◆ **Work required**
Copy each line from the entries that the word "into" appears in.

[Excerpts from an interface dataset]
________________________________________
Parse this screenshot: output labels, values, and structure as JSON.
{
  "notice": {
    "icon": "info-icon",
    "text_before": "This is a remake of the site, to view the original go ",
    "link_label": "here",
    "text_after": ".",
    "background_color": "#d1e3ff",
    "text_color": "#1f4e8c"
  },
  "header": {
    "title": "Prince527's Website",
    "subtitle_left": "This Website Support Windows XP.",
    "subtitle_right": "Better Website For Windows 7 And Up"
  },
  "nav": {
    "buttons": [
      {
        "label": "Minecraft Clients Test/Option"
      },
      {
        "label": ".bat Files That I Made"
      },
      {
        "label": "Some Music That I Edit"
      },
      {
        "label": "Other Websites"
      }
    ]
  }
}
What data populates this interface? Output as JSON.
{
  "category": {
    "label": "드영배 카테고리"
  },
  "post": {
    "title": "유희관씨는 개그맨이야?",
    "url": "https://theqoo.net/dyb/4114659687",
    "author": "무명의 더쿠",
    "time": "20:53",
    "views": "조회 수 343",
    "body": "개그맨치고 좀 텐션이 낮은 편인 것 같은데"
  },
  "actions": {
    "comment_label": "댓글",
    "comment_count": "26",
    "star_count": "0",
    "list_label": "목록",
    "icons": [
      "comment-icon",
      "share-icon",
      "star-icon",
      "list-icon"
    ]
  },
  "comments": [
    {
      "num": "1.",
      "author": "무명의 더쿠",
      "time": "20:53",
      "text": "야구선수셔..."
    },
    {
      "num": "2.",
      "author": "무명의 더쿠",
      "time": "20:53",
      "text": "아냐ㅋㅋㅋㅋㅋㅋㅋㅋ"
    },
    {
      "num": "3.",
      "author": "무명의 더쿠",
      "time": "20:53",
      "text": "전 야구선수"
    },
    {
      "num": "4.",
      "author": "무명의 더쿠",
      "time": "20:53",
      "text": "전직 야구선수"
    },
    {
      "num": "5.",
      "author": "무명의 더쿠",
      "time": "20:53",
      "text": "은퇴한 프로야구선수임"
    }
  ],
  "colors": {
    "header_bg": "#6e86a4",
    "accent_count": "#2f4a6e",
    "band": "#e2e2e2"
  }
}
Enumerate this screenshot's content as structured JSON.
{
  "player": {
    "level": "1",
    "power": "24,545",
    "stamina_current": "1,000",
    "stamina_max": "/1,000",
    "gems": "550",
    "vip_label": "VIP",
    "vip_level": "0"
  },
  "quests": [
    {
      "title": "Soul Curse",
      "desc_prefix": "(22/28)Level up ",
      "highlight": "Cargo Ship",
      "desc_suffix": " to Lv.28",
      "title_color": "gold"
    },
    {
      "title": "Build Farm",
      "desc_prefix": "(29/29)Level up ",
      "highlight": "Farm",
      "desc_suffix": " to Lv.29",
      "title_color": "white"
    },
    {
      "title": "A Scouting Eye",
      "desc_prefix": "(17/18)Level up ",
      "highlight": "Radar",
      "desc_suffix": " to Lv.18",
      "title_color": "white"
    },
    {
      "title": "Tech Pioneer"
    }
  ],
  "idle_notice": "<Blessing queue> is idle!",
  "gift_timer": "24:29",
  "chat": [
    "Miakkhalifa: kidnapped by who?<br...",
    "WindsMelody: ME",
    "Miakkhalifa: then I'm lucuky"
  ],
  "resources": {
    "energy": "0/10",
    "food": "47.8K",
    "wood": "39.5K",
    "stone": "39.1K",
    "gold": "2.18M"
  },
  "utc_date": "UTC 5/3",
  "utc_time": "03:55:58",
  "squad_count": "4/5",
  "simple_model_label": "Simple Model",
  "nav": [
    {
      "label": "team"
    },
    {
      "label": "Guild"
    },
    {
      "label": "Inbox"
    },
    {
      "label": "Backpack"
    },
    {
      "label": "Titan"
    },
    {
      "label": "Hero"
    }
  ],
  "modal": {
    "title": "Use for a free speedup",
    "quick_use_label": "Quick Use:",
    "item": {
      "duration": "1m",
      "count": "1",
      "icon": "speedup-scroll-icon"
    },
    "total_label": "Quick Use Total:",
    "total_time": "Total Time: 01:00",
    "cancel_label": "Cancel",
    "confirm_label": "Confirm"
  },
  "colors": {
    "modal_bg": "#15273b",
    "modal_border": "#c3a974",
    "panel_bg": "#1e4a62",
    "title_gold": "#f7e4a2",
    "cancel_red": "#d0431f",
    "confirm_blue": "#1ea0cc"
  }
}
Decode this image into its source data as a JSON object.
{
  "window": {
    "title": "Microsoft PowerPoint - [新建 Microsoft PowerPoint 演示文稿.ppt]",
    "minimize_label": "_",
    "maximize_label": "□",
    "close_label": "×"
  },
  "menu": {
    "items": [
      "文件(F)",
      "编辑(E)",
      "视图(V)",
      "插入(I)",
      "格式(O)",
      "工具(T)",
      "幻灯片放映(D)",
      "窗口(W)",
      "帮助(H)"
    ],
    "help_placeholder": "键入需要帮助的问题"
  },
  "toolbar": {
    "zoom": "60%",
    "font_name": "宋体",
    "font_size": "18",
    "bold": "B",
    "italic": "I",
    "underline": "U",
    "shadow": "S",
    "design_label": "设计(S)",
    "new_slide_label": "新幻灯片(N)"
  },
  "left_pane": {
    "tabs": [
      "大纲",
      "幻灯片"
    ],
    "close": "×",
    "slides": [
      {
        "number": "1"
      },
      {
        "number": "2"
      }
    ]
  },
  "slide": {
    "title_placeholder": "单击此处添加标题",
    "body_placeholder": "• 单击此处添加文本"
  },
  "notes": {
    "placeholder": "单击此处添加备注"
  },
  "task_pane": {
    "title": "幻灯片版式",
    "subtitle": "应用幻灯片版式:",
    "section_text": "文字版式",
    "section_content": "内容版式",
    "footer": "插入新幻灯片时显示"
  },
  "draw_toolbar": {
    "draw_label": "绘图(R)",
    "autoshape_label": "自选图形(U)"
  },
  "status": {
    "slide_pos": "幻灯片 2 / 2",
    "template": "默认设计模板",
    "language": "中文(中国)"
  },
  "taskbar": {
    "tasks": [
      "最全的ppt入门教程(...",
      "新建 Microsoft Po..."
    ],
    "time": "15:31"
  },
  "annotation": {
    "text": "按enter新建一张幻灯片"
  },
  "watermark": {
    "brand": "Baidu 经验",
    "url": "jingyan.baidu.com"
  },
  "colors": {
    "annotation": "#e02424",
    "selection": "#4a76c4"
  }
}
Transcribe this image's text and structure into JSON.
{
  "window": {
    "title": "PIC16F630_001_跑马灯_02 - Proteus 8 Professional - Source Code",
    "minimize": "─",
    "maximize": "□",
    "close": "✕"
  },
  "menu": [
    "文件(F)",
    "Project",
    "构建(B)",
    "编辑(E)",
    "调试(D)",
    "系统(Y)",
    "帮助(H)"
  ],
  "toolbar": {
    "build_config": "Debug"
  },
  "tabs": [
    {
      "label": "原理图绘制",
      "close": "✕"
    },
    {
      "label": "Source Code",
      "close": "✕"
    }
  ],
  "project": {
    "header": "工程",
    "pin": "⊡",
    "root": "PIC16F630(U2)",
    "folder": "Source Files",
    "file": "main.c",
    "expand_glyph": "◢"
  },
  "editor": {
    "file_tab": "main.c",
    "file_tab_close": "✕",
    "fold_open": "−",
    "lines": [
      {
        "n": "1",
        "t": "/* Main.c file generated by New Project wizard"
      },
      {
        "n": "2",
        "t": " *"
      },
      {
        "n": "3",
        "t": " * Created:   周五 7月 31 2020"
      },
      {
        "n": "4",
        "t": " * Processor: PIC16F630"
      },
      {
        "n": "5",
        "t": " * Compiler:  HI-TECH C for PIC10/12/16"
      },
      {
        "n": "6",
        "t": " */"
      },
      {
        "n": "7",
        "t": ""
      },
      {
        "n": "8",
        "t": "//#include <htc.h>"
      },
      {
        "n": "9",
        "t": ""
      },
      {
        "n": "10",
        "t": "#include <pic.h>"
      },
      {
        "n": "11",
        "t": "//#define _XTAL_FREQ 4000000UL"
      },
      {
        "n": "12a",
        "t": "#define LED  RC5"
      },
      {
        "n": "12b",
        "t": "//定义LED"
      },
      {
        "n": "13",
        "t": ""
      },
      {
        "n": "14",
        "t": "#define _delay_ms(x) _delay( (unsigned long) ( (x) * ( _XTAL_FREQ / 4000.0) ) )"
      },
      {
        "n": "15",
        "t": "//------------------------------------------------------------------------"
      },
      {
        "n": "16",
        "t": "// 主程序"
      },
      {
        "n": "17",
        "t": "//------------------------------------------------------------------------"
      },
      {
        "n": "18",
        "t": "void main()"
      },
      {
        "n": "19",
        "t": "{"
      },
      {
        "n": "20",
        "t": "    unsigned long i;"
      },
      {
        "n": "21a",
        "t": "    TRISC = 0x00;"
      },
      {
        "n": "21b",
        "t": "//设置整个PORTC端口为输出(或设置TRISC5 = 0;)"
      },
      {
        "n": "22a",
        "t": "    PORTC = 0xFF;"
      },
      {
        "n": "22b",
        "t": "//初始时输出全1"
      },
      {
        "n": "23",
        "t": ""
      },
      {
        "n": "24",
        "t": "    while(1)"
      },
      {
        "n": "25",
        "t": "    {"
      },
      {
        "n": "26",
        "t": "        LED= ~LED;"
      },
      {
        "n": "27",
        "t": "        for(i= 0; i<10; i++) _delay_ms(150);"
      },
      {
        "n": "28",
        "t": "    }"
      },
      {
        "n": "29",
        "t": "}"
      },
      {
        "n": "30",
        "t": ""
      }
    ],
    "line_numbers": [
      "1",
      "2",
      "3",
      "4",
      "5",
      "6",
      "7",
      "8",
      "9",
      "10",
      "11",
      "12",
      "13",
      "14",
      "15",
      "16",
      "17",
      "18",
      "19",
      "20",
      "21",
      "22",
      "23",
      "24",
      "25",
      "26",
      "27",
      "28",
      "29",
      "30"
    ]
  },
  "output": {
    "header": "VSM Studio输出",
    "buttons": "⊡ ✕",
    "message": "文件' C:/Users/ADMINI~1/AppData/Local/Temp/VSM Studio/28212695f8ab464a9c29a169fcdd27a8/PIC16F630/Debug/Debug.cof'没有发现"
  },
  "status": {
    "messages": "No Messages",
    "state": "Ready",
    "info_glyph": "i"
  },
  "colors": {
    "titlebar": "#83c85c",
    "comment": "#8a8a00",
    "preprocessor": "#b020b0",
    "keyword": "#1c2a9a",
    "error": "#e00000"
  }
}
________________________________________
◆ **Written reply**
Decode this image into its source data as a JSON object.
Transcribe this image's text and structure into JSON.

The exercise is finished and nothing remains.